Quality, quality, quality
I was raised in a thrifty household. My mom taught me to shop by sales, not brand, and to scrape every dish clean with a spatula so each tiny spec of food could be saved. When I went to Thailand a few years ago, I was called a “cheap lady” in a culture where bargaining is the norm! (I took it as a compliment.) I love Black Friday shopping, and I could spend probably hours on Pinterest in #upcycle tags.
All of this is to say: I don’t spend money, at retail prices, for many things. But for the things you use every day, or that are versatile, fundamental kitchen workhorses, it’s worth it to get the right tools. And keep them for years! See the full list for sale on Amazon.
Sturdy handles. Dual units for easy measurement in English or metric. And the writing is engraved, so unlike plastic it won’t rub off, leaving you wondering whether you’re holding the 1/3 cup or the 1/2 cup. The measuring spoons come in an oblong shape, so they actually fit into most small spice canisters! This set is one I’m SO glad I have on hand.
These are must-haves – the beauty in their design is that they are coated with silicone the whole way around, so there are no crevices for food to stick, make them easy to clean, and temperate to hold. And, they won’t melt at high temps! You’re not serving plastic for dinner, are you? I have them in grey, but also love the bright blue and red pops of color they could offer! Get them here.
Stackable glass bowls
Glass bowls are pretty to serve in, but the added lid (with sizing info imprinted!) makes it easy to keep leftovers. They can safely reheat in the microwave, and stack to store. Sooo many bowl sets can’t say the same! Get them here.
A great knife
An 8-inch chef’s knife is the most versatile blade in the kitchen, and in my opinion the only one you need to spend some real money on. Chopping is more fun, much easier, and goes faster with less slipping when you have a great knife. I use a Shun, but go to a store when you can try a bunch to see what your hand likes best (Williams Sonoma has a great selection and trial station!). Buy here.
A universal lid
Of all the pots and pans in my cupboard, this is probably the piece that gets used the most. Its step-wise gradient means it fits many circumferences, perfect to cover boiling water or pop on an over-easy egg pan. The plastic knob on top means you can usually lift without a hot pad, while metal handles get too hot. See how I keep my pots & pans organized, and get one now!
A dutch oven
Again, a versatility master – these can go from stove to oven, covered or uncovered, which makes them useful in sauteeing, baking, stewing, and roasting. Enameled cast iron is extremely durable, holds heat well, and doesn’t need to be seasoned as with regular cast iron. I like the oblong shape because it allows for tenderloins, oddly shaped roasts, and chicken, and 7 quarts is large enough for most households without being totally unwieldy. Buy yours here.
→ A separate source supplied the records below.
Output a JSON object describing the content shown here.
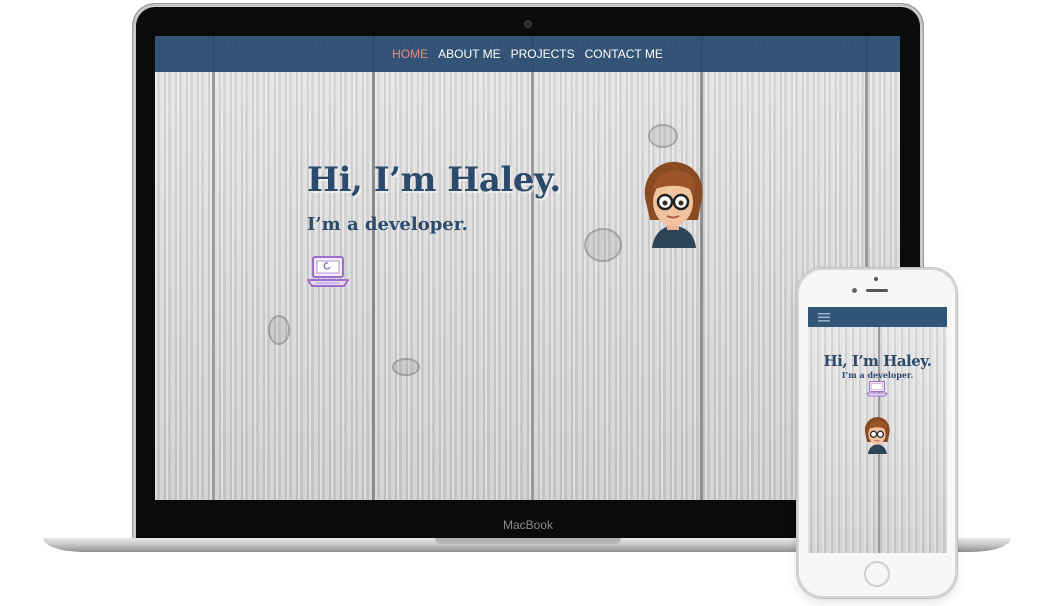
{
  "navigation": {
    "items": [
      "HOME",
      "ABOUT ME",
      "PROJECTS",
      "CONTACT ME"
    ],
    "active": "HOME"
  },
  "hero": {
    "title": "Hi, I’m Haley.",
    "subtitle": "I’m a developer."
  },
  "device": {
    "laptop_brand": "MacBook"
  },
  "mobile": {
    "title": "Hi, I’m Haley.",
    "subtitle": "I’m a developer."
  },
  "icons": {
    "menu": "hamburger-menu-icon",
    "laptop": "laptop-icon",
    "avatar": "avatar-bitmoji"
  },
  "colors": {
    "navbar": "#2c4f73",
    "active_link": "#f08a7a",
    "heading": "#2c4a6b",
    "laptop_icon": "#9b6fc9"
  }
}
If you need to scrape and stir, you can’t beat a wooden spoon. The best one in this bunch is the one with the straight, flat end – perfect for getting up bits for a pan sauce, when a silicone spatula just isn’t firm enough. The holes in their handles mean you can get S-hooks to hang as an alternative storage method, and the single-piece carving means they won’t snap or melt. Get them here.
A good cutting board
Here, “good” means – no slip feet, a groove to collect juices, and anti-microbial. It’s beautiful enough to double as a cheese plate or serving tray, and to leave out on the counter for easier prep. Get it here.
I’ve been served and I HAVE accidentally served under-cooked chicken. The only way to really tell is to temp in the thickest part of the meat and make sure it’s in the right zone. This thermometer has a digital, easy to read screen, pokes into the meat with a very thin probe, and is magnetic so you can stick it right on the fridge. The probe folds in so it’s compact and in no danger of poking when not in use! Buy it here.
Cast iron skillet
Not only can you increase the iron in your food by cooking in cast iron, but they are virtually indestructible. Their thick body holds heat well and evenly, and they’re oven safe for making everything from cornbread to frittatas. Best of all, they’re not expensive! Get yours here.